“If it thinks like a horse and acts like a horse, it must be a horse.” That is how my horses think of me. I am the alpha horse. This may sound a little far fetched to some, but it all relates to understanding horse psychology. The horse has a herd mentality; fight or flight response to fear; and (believe it or not) an analytical choice making capability. It is our job as trainers, equestrians and handlers to help the horse know that:
1) I am the head of the herd;
2) Fight or flight is not an option;
3) Lets make the right choice.
The herd mentality is part of the horse’s instinct, so don’t try to fight it. Learn to work with your horses strong connection to herd psychology and your horse will follow you anywhere (link Monte Roberts- Joining Up). Much of understanding and responding to a horse’s action or non action is done through body language. For every action there is a reaction, even from non action. (link Clinton Anderson philosophy). My body language tells my horses not to touch the hay until I put it down and respect my space. Or, more importantly to the horse, I will scratch you on the right spot just like your pasture buddies, but let me decide when. ( link Tellington Jones TTouch)
Fight or flight is the horse’s immediate survival response to threats. Once the horse understands there are no threats and totally trusts the person in charge they are steadfast and loyal. On the other hand, if a horse has initiated a fight or flight response, danger is imminent. This is the moment when most serious injuries to both handler and horse occur. Training methods such as Downunder Horsemanship (see link Clinton Anderson Ground work) can help horses overcome their fears and control their reactions to unpleasant encounters.

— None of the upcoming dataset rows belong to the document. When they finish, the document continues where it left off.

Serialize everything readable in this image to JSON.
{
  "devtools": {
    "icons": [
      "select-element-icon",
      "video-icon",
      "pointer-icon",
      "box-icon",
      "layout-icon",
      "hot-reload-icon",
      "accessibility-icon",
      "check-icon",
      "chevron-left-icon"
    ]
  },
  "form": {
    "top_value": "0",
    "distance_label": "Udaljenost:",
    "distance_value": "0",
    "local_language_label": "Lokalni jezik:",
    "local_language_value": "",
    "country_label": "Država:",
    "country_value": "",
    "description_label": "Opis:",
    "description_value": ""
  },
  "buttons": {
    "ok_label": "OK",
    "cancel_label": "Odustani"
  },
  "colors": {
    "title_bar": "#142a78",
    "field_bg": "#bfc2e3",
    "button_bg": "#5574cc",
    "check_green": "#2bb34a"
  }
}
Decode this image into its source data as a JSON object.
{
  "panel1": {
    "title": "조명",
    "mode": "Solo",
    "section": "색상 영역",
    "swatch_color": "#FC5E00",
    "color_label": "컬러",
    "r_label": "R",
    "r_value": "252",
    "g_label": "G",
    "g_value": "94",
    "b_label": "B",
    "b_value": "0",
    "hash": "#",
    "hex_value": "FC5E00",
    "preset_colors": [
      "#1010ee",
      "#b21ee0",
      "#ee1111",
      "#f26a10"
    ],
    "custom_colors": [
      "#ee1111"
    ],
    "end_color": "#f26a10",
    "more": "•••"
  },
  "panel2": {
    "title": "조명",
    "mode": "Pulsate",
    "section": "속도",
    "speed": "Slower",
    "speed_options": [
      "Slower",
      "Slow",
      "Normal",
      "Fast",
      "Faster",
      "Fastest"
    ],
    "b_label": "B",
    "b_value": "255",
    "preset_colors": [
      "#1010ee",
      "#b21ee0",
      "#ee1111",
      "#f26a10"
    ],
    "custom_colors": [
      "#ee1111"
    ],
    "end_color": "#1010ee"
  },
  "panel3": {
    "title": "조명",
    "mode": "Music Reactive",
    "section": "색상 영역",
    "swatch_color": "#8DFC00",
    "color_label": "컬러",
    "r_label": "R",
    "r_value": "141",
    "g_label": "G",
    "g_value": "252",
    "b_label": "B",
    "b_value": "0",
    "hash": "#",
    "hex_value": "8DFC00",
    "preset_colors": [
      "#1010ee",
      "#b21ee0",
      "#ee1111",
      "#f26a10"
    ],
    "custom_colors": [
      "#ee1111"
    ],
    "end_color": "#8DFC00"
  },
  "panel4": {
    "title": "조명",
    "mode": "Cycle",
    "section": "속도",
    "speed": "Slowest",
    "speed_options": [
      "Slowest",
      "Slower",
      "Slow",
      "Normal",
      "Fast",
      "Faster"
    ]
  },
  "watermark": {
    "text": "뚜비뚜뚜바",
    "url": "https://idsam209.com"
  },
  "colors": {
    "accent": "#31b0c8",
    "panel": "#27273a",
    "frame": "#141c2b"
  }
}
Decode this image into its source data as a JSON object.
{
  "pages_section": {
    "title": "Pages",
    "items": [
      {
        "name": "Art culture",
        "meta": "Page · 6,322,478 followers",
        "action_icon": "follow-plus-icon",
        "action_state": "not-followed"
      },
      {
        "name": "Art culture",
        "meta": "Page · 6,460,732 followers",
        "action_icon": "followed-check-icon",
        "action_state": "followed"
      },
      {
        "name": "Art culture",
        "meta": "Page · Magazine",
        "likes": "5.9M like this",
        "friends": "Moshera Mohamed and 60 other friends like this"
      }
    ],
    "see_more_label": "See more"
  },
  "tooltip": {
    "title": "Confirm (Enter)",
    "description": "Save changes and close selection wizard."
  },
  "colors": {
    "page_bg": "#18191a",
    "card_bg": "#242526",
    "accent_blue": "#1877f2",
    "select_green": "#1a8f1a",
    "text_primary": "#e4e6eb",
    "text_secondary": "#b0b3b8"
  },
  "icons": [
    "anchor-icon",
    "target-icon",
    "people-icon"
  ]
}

Guiding a horse to think rather than react is basically what horse training is about. Training is also repetition and continuing to building on a solid foundation. Helping the horse understand that we are asking him to make a choice is the beginning of foundation building. After the correct choice has been repeated several times the horse files the information away into the automatic response area of his brain. The thinking part is replaced with “auto pilot”. An example: When initially working the horse in the round pen, one of the first lessons we teach the horse is to turn to the inside (middle) of the round pen when changing direction. Turning to the outside or towards the rail is not acceptable. Once the horse has repeated the correct method of turning to the inside a sufficient number of times, the thinking part of his brain gets tired of always making a choice and the automatic response will be “turn to the inside”.
To fully understand or apply these 3 above mentioned insights into Horse Psychology visit the web site links provided. Further discussion can carry on through the blog page located on this web site.